It would be the largest collection of its kind in the country and would provide a unique educational resource as well as creating a huge tourist attraction.
The group of artists behind this exciting proposal have persuaded Culture Minister Ed Vaizey to visit Shaw Lodge Mills to discuss the idea which they say could save his department hundreds of thousands of pounds.
The building which they believe is ripe for converting into a national art store and gallery is an enormous weaving shed, which is the length of three football pitches.
It is probably one of the largest buildings of its type and there is ample parking and ancilliary accommodation.
The vision behind the scheme comes from tutors at the Art Works - a thriving Halifax art school.
Co-ordinator John Ross said : “This is a win-win idea - the Arts Council will benefit from people having full access to the collection in a fantastic space; Halifax will benefit from a much needed shot in the arm.”
“The next step is to show the Minister what a wonderful site this is. I am confident he will be nothing but impressed .”
Halifax Labour MP Linda Riordan, who has her constituency office at Shaw Lodge, said: “The fact that the Minister has agreed to come to Halifax shows how seriously he is taking this idea.

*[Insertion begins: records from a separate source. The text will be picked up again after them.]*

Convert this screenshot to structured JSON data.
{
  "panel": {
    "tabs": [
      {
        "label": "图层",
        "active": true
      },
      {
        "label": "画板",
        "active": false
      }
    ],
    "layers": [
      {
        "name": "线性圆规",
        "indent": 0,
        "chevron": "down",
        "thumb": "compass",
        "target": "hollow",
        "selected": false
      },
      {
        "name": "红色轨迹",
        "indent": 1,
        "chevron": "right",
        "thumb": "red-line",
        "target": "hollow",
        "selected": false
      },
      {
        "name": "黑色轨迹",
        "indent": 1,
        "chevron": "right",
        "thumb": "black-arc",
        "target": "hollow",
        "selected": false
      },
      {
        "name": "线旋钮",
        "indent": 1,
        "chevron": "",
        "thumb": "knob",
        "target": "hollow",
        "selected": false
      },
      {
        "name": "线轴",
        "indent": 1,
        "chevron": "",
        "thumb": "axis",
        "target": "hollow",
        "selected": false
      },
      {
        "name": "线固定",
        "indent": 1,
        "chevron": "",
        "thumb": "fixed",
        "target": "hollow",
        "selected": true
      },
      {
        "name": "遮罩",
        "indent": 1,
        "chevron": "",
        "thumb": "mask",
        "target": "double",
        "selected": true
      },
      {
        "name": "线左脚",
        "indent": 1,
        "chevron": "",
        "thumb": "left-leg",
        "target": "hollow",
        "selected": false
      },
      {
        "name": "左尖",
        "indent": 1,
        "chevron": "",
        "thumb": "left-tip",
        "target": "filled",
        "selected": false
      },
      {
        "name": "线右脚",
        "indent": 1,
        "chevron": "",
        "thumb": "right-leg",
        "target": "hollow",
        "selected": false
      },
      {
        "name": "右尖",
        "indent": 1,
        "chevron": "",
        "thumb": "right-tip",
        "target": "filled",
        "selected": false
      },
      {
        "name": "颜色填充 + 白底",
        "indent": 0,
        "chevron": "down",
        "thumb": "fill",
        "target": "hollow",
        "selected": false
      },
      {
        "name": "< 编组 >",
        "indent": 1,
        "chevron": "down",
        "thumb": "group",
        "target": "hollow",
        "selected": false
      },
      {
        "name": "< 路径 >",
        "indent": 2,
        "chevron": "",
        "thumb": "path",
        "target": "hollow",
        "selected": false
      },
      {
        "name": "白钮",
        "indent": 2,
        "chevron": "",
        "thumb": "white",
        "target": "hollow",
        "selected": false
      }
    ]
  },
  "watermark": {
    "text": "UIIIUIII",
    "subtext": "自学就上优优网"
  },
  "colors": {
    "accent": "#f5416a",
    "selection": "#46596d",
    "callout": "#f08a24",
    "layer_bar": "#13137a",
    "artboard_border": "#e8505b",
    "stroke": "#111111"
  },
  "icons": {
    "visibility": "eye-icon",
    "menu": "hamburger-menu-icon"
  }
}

Housing the Art Collection in the town will bring so many economic, cultural and social benefits. “This visionary idea deserves to be successful and I am confident that when the bidding process is complete Halifax will get to house some, if not all, of the collection.”
Oliver Quarmby, director of St James Securities, which owns Shaw Lodge Mills, said housing such a major collection there would propel the complex into a different league. “We can provide all the space they need under one roof and save the Arts Council money in the process.”
According to the Art Works, the magnificent industrial proportions of the weaving shed easily match those of the Turbine Hall at the Tate Modern.
*The Arts Council of England is facing a 15 per cent funding cut and has asked the House of Commons’s Select Committee for Culture to either sell or possibly amalgamate it’s collection with the Government Art Collection.
The Arts Council owns 7,500 works gathered since its inception in 1946 which cost £325,000 a year to store in four separate locations, including the Yorkshire Sculpture Park, at Wakefield.
At any one time, half of the collection is out on loan and Halifax is perfectly situated for road and rail distribution.
The Great Weaving Shed was built in 1862 and covers an area of 5,349 square metres.